Problem requirements -
Print each of the records below, leaving every word as it is.

Provided data -

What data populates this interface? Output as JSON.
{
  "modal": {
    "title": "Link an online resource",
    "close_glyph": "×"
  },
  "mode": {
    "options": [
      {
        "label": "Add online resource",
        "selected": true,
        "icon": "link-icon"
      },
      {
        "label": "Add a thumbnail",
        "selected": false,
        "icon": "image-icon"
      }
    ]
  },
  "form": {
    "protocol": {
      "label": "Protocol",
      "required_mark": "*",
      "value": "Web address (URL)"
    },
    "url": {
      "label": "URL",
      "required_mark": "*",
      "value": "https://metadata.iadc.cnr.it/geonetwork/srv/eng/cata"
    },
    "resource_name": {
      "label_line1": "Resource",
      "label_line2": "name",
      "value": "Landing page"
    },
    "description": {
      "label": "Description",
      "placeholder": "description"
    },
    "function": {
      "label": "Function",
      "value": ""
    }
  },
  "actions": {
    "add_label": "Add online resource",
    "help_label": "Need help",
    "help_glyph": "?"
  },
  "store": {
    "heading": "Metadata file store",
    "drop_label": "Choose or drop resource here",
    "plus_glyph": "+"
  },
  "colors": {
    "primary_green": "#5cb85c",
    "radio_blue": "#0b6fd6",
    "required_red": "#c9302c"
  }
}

Final answer -
What data populates this interface? Output as JSON.
{
  "modal": {
    "title": "Link an online resource",
    "close_glyph": "×"
  },
  "mode": {
    "options": [
      {
        "label": "Add online resource",
        "selected": true,
        "icon": "link-icon"
      },
      {
        "label": "Add a thumbnail",
        "selected": false,
        "icon": "image-icon"
      }
    ]
  },
  "form": {
    "protocol": {
      "label": "Protocol",
      "required_mark": "*",
      "value": "Web address (URL)"
    },
    "url": {
      "label": "URL",
      "required_mark": "*",
      "value": "https://metadata.iadc.cnr.it/geonetwork/srv/eng/cata"
    },
    "resource_name": {
      "label_line1": "Resource",
      "label_line2": "name",
      "value": "Landing page"
    },
    "description": {
      "label": "Description",
      "placeholder": "description"
    },
    "function": {
      "label": "Function",
      "value": ""
    }
  },
  "actions": {
    "add_label": "Add online resource",
    "help_label": "Need help",
    "help_glyph": "?"
  },
  "store": {
    "heading": "Metadata file store",
    "drop_label": "Choose or drop resource here",
    "plus_glyph": "+"
  },
  "colors": {
    "primary_green": "#5cb85c",
    "radio_blue": "#0b6fd6",
    "required_red": "#c9302c"
  }
}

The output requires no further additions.